On October 15, 2018, Judge Ann Aiken of the U.S.D.C. for the District of Oregon denied the federal government’s motion for judgment on the pleadings and motion for summary judgment in the Juliana lawsuit filed by 21 minors. As previously explained in this blog, the minors allege that the government has violated their constitutional rights with regard to decisions that have led to climate change. Further, the minors seek to compel the federal government to prepare a consumption-based inventory of U.S. carbon dioxide emissions and prepare and implement an enforceable national remedial plan to phase out fossil fuel emissions. The court did dismiss President Trump from the suit, under the rationale that the separation of powers mandates that he is not essential to remedying the plaintiffs’ claims.
Judge Aiken commented that the government’s arguments had not substantially altered since its motion to dismiss was denied in 2016. She stated that the plaintiffs’ allegation that “knowing governmental action is affirmatively and substantially damaging the climate system” constitutes a claim for constitutional due process violation, backed by expert testimony demonstrating the link between government action and changes to the climate.

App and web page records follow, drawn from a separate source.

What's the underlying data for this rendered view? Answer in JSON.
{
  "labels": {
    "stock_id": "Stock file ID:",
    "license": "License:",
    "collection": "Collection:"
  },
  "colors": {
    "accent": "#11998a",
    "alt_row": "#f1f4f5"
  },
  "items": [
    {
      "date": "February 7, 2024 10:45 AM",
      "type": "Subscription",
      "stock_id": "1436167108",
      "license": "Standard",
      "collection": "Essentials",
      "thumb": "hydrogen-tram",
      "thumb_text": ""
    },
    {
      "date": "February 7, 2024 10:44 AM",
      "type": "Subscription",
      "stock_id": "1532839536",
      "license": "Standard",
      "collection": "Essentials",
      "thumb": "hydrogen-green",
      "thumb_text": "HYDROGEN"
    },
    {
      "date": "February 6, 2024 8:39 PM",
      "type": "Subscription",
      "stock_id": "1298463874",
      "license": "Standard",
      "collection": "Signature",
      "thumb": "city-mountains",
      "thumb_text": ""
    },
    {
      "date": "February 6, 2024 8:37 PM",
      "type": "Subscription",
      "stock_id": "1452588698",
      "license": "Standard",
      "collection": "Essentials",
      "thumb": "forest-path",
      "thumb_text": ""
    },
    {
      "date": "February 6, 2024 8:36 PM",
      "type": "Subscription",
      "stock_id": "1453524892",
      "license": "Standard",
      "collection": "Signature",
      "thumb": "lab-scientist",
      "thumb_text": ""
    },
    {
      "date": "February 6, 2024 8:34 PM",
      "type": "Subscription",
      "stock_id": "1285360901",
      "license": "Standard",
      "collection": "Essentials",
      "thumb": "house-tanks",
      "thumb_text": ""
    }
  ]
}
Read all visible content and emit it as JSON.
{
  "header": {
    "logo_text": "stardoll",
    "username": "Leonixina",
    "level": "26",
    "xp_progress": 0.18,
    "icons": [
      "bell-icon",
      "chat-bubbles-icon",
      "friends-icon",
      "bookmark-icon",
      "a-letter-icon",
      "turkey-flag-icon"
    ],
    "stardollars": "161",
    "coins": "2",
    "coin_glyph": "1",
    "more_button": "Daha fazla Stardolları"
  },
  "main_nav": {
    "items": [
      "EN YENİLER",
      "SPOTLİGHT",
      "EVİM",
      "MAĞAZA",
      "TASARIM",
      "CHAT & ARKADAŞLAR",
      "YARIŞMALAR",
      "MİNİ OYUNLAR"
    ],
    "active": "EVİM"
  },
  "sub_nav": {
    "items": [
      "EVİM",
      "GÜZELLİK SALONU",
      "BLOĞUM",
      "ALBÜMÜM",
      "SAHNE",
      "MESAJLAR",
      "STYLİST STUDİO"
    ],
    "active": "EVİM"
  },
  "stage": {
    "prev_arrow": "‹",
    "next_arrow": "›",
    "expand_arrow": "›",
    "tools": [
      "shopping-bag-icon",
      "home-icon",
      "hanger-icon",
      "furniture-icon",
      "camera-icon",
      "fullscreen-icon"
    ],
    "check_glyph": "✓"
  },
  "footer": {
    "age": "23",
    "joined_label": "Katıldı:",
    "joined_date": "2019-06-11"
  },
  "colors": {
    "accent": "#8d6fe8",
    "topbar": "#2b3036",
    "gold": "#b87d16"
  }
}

At the same time, Judge Aiken noted the “very high bar” plaintiffs must surpass to prove that the government deliberately advocated policies which promote the use of fossil fuels while knowing how those policies would affect the environment. Nevertheless, the court ruled that trial should proceed in the matter as the claim “involves complicated and novel questions about standing, historical context and constitutional rights” and that allowing summary judgment “without cultivating the most exhaustive record possible during a trial would be a disservice to the case, which is certainly a complex case of public importance.”
Judge Aiken did dismiss the claim that the minor’s Ninth Amendment rights have been violated, but stated that there was enough evidence to allow the equal protection claim to proceed. Additionally, the plaintiffs were found to have put forth enough evidence to demonstrate they have standing. Finally, the court disagreed with the government’s argument that the suit unconstitutionally encroaches on legislative and executive power, citing Marbury v. Madison for the proposition that the judiciary can review actions by those branches.
Trial is scheduled to commence in the matter on October 29, 2018, although the government has stated that it will petition the Supreme Court for review of the decision by October 17, 2018. If and when the trial begins in this matter, it will certainly be a closely watched affair. The plaintiffs will undoubtedly produce copious amounts of evidence in support of their claims in a highly public forum. To our knowledge, this will be the first time a lawsuit over climate change will have gone to trial.